Director Vic Sarin has always loved Brazil. To him, it’s a country that boasts every skin colour imaginable, and seeing such an array of colours is a constant comfort for Sarin, who has struggled with his skin tone since his childhood days in India to his life in North America as an adult. In his 2013 documentary, Hue: A Matter of Colour, he takes us around the world to explore colourism and the effects it has on society.

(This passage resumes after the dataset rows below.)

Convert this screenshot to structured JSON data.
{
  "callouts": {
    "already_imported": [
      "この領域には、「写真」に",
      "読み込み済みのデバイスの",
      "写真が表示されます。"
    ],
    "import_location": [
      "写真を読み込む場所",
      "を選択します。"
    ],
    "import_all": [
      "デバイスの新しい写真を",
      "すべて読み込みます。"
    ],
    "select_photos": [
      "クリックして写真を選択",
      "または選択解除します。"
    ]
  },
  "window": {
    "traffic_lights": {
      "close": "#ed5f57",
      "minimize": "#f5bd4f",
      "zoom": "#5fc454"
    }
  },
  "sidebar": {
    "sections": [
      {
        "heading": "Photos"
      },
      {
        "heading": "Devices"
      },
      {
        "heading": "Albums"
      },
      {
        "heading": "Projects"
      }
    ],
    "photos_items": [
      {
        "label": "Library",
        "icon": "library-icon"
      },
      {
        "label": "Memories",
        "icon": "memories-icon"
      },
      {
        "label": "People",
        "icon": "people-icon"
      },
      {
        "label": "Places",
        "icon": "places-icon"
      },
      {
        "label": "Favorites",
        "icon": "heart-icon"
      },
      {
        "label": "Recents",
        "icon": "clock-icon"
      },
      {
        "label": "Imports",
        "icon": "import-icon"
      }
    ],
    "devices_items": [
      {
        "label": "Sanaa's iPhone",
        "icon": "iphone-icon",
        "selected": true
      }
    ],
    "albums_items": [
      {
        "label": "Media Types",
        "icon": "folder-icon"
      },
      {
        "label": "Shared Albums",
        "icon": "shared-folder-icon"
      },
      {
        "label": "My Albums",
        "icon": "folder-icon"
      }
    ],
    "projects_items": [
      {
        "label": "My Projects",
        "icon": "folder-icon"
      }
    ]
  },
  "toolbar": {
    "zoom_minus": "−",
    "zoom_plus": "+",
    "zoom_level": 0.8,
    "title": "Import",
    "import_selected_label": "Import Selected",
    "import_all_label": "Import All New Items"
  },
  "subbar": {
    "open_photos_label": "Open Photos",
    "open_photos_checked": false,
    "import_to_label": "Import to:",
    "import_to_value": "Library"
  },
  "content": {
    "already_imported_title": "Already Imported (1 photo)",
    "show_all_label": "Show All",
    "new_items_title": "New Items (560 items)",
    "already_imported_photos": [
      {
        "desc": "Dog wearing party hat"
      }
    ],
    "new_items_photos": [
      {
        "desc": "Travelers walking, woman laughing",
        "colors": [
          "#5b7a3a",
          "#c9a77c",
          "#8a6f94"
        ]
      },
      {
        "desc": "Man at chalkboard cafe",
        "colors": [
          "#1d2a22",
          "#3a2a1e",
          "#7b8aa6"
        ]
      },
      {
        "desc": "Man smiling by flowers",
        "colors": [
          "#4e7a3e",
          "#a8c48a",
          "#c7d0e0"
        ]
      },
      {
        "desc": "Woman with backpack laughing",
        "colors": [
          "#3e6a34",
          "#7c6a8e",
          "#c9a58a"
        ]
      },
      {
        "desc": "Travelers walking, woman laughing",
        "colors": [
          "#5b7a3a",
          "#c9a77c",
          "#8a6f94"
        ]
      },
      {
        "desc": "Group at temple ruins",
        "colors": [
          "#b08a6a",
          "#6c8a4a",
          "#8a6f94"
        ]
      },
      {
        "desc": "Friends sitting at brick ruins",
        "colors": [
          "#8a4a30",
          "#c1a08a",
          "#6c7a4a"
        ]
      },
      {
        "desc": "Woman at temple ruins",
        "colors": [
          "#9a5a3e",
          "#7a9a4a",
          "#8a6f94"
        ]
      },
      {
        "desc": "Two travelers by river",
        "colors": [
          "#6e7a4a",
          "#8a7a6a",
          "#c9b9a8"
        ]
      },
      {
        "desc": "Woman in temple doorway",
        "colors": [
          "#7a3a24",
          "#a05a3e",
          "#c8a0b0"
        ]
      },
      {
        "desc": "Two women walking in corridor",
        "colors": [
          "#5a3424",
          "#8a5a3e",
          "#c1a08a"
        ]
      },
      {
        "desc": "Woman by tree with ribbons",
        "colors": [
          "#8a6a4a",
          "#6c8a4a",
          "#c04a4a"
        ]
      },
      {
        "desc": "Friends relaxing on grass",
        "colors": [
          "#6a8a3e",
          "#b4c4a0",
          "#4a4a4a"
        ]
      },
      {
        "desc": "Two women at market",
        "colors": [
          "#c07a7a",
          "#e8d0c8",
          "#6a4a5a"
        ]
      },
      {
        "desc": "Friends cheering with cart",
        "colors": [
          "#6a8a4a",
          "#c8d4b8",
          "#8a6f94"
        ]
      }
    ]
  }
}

This documentary looks at the historical bias of darker skin, including Africa, Canada, Brazil and the Philippines. Using Rio de Janeiro as a launching point, Sarin travels to Tanzania to visit a school that provides refuge to Black Albino children, threatened because of the pervasiveness of witchcraft in their society. He speaks to Joyce Gladwell, a Black writer living in Elmira, Ontario, who tells of the colour hierarchies in Jamaica, and Philippines skincare mogul Elvie Pineda who vowed to be successful and “white” to conquer her demons due to constant bullying as a dark-skinned child.
The journey from self-loathing to self-love is a long one, especially when societal norms and generational hierarchies are hard to overcome. Each person interviewed reveals the pain they endured because of colourism, delving deep and spurring reflection and ruminations on how society has shaped prejudices due to white supremacy. You’ll take all these accounts to heart, especially Renato, a street cleaner in Rio, who found joy growing up in poverty with music and dance, only to become a sensation as the dancing street sweeper at the 2012 Olympic games. With his work searching for answers, Sarin hopes to open a dialogue to accept those of all hues.